Survivalist spends 45 years filling huge basement with food — then decides Puerto Ricans need it more

Clark Mindock
Joseph Badame had collected the goods over 45 years with his wife: Elizabeth Robertson/The Philadelphia Inquirer via AP

A grieving widower survivalist and a young Puerto Rican couple have found a way to turn tragedy into hope.

Forty barrels, filled with over 300 pounds of food each are making their way to Puerto Rico after Joseph Badame ran into Victoria Barber at an estate sale where bankers were selling of Mr Badame’s New Jersey home. The food — amassed over 45 years as Mr Badame prepared with his late wife for a potential national or international crisis — were not for sale, and the 74-year-old was concerned it would all get tossed.

But on the day of the estate sale, Ms Barber was in the market for massive food donations: Just the day before, Hurricane Maria made landfall on Puerto Rico, leaving most of the island without food, water, and reliable food supplies — including Ms Barber’s hometown. She and her husband Anthony had started a fund out of their food truck for donations to help, but she was not expecting to come across a stash of supplies as big as what Mr Badame had to offer.

"I'm having trouble putting it into words, but it was just lifesaving for my family," Ms Barber told The Independent. "There were 70 barrels filled with food when my entire family was completely devastated from the hurricane, and in dire need of help. So, it was, like, this miracle."
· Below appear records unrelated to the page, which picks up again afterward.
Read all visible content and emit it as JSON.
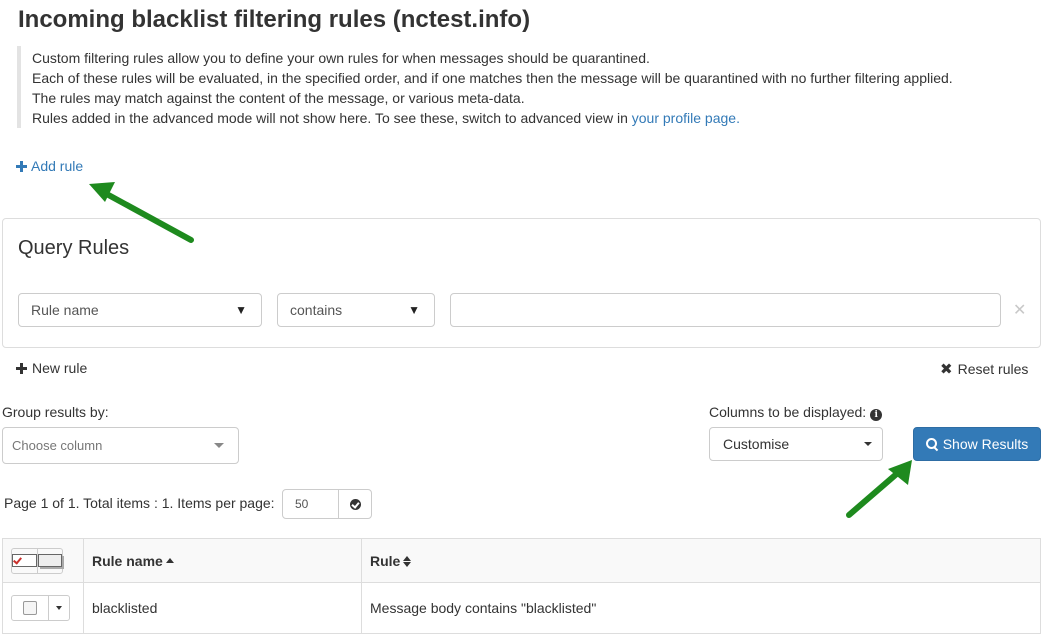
{
  "page": {
    "title": "Incoming blacklist filtering rules (nctest.info)",
    "description_lines": [
      "Custom filtering rules allow you to define your own rules for when messages should be quarantined.",
      "Each of these rules will be evaluated, in the specified order, and if one matches then the message will be quarantined with no further filtering applied.",
      "The rules may match against the content of the message, or various meta-data."
    ],
    "advanced_note": "Rules added in the advanced mode will not show here. To see these, switch to advanced view in",
    "profile_link": "your profile page",
    "profile_link_suffix": ".",
    "add_rule_label": "Add rule"
  },
  "query": {
    "title": "Query Rules",
    "field_select": "Rule name",
    "operator_select": "contains",
    "value": "",
    "new_rule_label": "New rule",
    "reset_rules_label": "Reset rules"
  },
  "controls": {
    "group_by_label": "Group results by:",
    "group_by_placeholder": "Choose column",
    "columns_label": "Columns to be displayed:",
    "columns_select": "Customise",
    "show_results_label": "Show Results"
  },
  "pagination": {
    "summary": "Page 1 of 1. Total items : 1. Items per page:",
    "per_page": "50"
  },
  "table": {
    "headers": {
      "name": "Rule name",
      "rule": "Rule"
    },
    "rows": [
      {
        "name": "blacklisted",
        "rule": "Message body contains \"blacklisted\""
      }
    ]
  },
  "colors": {
    "link": "#337ab7",
    "primary_button": "#337ab7",
    "annotation_arrow": "#1e8a1e"
  }
}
Ms Barber’s hometown, Arecibo - just west of San Juan - was devastated by Hurricane Maria alongside much of Puerto Rico.

Water remains scarce there more than two weeks after the storm made landfall, and temperatures are have exceeded 110 degrees Fahrenheit. Hospitals remain on emergency power with no air conditioning. An official at the hospital there says they are at least 49 dead from “indirect deaths” related to the storm — those who have had heart attacks but not been able to get adequate care, those who fell from roofs expecting damage, people on kidney dialysis machines that failed, for example.
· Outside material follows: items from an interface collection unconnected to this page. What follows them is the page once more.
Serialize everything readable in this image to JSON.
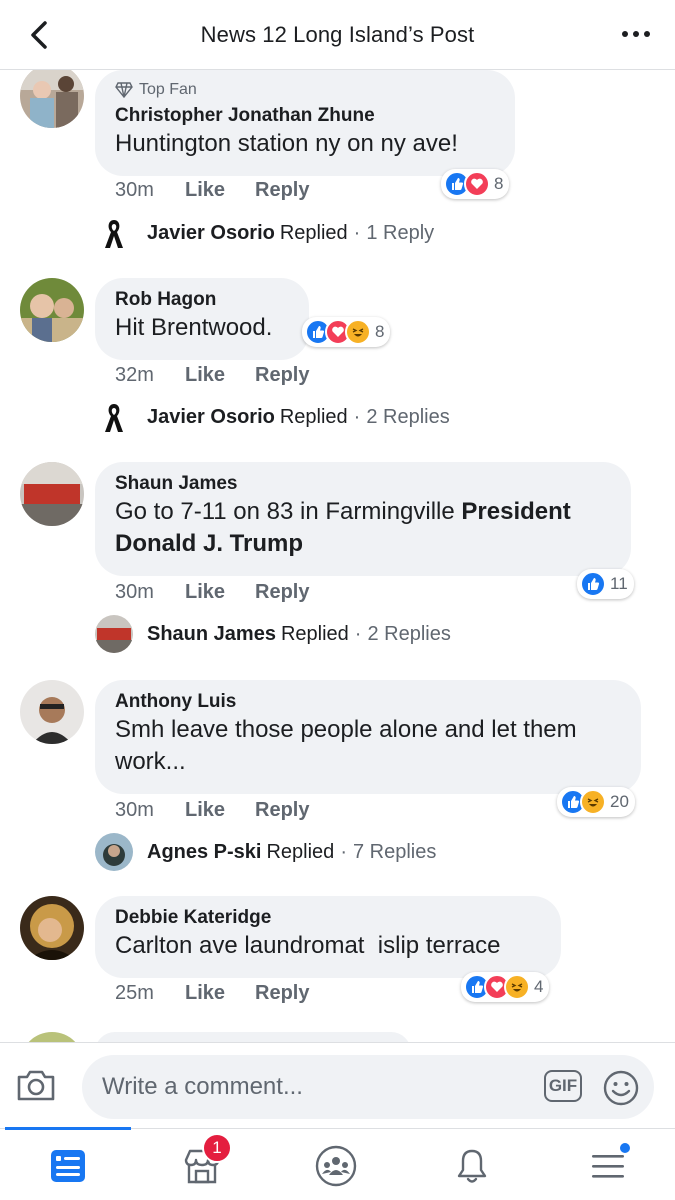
{
  "header": {
    "title": "News 12 Long Island’s Post"
  },
  "comments": [
    {
      "badge": "Top Fan",
      "name": "Christopher Jonathan Zhune",
      "text": "Huntington station ny on ny ave!",
      "time": "30m",
      "like_label": "Like",
      "reply_label": "Reply",
      "reactions": [
        "like",
        "love"
      ],
      "reaction_count": "8",
      "reply": {
        "name": "Javier Osorio",
        "verb": "Replied",
        "sep": "·",
        "count": "1 Reply"
      }
    },
    {
      "name": "Rob Hagon",
      "text": "Hit Brentwood.",
      "time": "32m",
      "like_label": "Like",
      "reply_label": "Reply",
      "reactions": [
        "like",
        "love",
        "haha"
      ],
      "reaction_count": "8",
      "reply": {
        "name": "Javier Osorio",
        "verb": "Replied",
        "sep": "·",
        "count": "2 Replies"
      }
    },
    {
      "name": "Shaun James",
      "text": "Go to 7-11 on 83 in Farmingville ",
      "text_bold": "President Donald J. Trump",
      "time": "30m",
      "like_label": "Like",
      "reply_label": "Reply",
      "reactions": [
        "like"
      ],
      "reaction_count": "11",
      "reply": {
        "name": "Shaun James",
        "verb": "Replied",
        "sep": "·",
        "count": "2 Replies"
      }
    },
    {
      "name": "Anthony Luis",
      "text": "Smh leave those people alone and let them work...",
      "time": "30m",
      "like_label": "Like",
      "reply_label": "Reply",
      "reactions": [
        "like",
        "haha"
      ],
      "reaction_count": "20",
      "reply": {
        "name": "Agnes P-ski",
        "verb": "Replied",
        "sep": "·",
        "count": "7 Replies"
      }
    },
    {
      "name": "Debbie Kateridge",
      "text": "Carlton ave laundromat  islip terrace",
      "time": "25m",
      "like_label": "Like",
      "reply_label": "Reply",
      "reactions": [
        "like",
        "love",
        "haha"
      ],
      "reaction_count": "4"
    }
  ],
  "composer": {
    "placeholder": "Write a comment...",
    "gif_label": "GIF"
  },
  "tabbar": {
    "tabs": [
      "news-feed",
      "marketplace",
      "groups",
      "notifications",
      "menu"
    ],
    "marketplace_badge": "1"
  },
  "colors": {
    "accent": "#1877f2",
    "like": "#1877f2",
    "love": "#f33e58",
    "haha": "#f7b125",
    "badge": "#e41e3f"
  }
}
“We have not heard from my grandmother since Tuesday about 8:30 am. Since then we learned she was on her roof waiting to be rescued because floods were 10 feet high,” Ms Barber wrote on the GoFundMe page she set up to help. “My home town is gone, my family are all displaced. My heart is broken.”

Ms Barber said that each barrel has enough food to feed 84 people for up to four months. The first shipment, due to arrive Saturday, will be taken off of the private plane it was sent on and brought directly to her town on trucks. The flight was volunteered to them, so they just need to pay the truck drivers. The next shipment will cost about $175 a barrel to fly over, and will occur in a few weeks.
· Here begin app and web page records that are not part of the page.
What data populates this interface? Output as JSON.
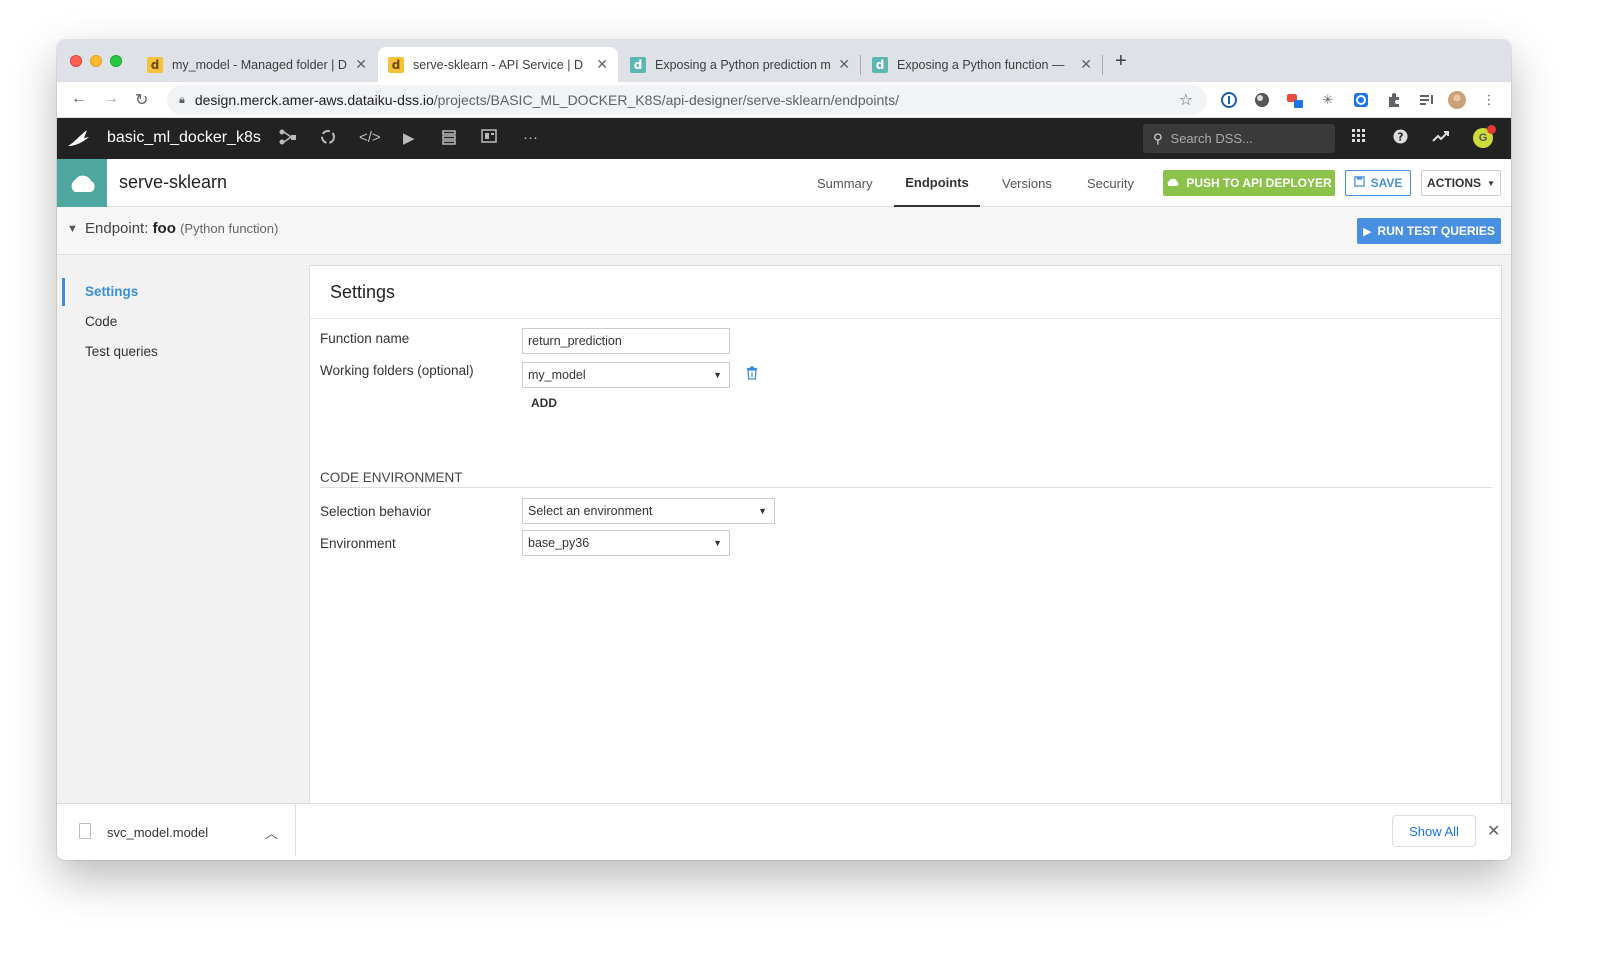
{
  "browser": {
    "tabs": [
      {
        "title": "my_model - Managed folder | D",
        "favicon": "d"
      },
      {
        "title": "serve-sklearn - API Service | D",
        "favicon": "d"
      },
      {
        "title": "Exposing a Python prediction m",
        "favicon": "d"
      },
      {
        "title": "Exposing a Python function — ",
        "favicon": "d"
      }
    ],
    "new_tab": "+",
    "close_glyph": "✕",
    "url_host": "design.merck.amer-aws.dataiku-dss.io",
    "url_path": "/projects/BASIC_ML_DOCKER_K8S/api-designer/serve-sklearn/endpoints/"
  },
  "dss_nav": {
    "project_name": "basic_ml_docker_k8s",
    "search_placeholder": "Search DSS...",
    "avatar_letter": "G",
    "more_glyph": "···"
  },
  "object_header": {
    "title": "serve-sklearn",
    "tabs": [
      "Summary",
      "Endpoints",
      "Versions",
      "Security"
    ],
    "active_tab": "Endpoints",
    "push_label": "PUSH TO API DEPLOYER",
    "save_label": "SAVE",
    "actions_label": "ACTIONS"
  },
  "endpoint": {
    "prefix": "Endpoint:",
    "name": "foo",
    "type": "(Python function)",
    "run_label": "RUN TEST QUERIES"
  },
  "sidebar": {
    "items": [
      "Settings",
      "Code",
      "Test queries"
    ],
    "active": "Settings"
  },
  "settings": {
    "title": "Settings",
    "function_name_label": "Function name",
    "function_name_value": "return_prediction",
    "working_folders_label": "Working folders (optional)",
    "working_folder_value": "my_model",
    "add_label": "ADD",
    "code_env_heading": "CODE ENVIRONMENT",
    "selection_behavior_label": "Selection behavior",
    "selection_behavior_value": "Select an environment",
    "environment_label": "Environment",
    "environment_value": "base_py36"
  },
  "download_bar": {
    "file_name": "svc_model.model",
    "show_all_label": "Show All"
  },
  "colors": {
    "accent_blue": "#3b8fd9",
    "push_green": "#8bc34a",
    "run_blue": "#4a90e2",
    "api_teal": "#4ea8a1",
    "nav_dark": "#222222"
  }
}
The shipment will help out quite a bit: So far, she's only aware of her family receiving one box of food.

"I know that they did receive a box. They waited in line for eight hours to receive a box of food, and they were very grateful, you could hear it in their voices," she said. "Happy to have oatmeal. Happy to have cans of Chef Boyardee."

Mr Badame had developed the stockpile alongside his wife, Phyllis, after they returned to the US from stints in the Peace Corps in the 1970s. That time was particularly volatile in South Jersey, where they lived, with race riots erupting in Camden, leading to an exodus of white families out of that city after one in 1971 after a Puerto Rican man was killed by two white police officers.

The Badames moved a bit further away from Camden two years after that riot, and over the years had built a large home equipped to withstand a major crisis, should one happen.

But Phyllis had a massive stroke that left her paralyzed in 2005. Mr Badame had to quit his job to care for her, and he went broke. His wife died in 2013 after another stroke. Mr Badame received his eviction notice last month, after defaulting on mortgage and tax payments.

Faced with that tragedy, the opportunity to help Puerto Rico has given him a new sense of purpose.

“I’m tired, old, depressed, feeling like I’m a failure regarding the survival thing,” he told the Washington Post. Then she “came along, gave me a shot of adrenaline. I couldn’t believe it.”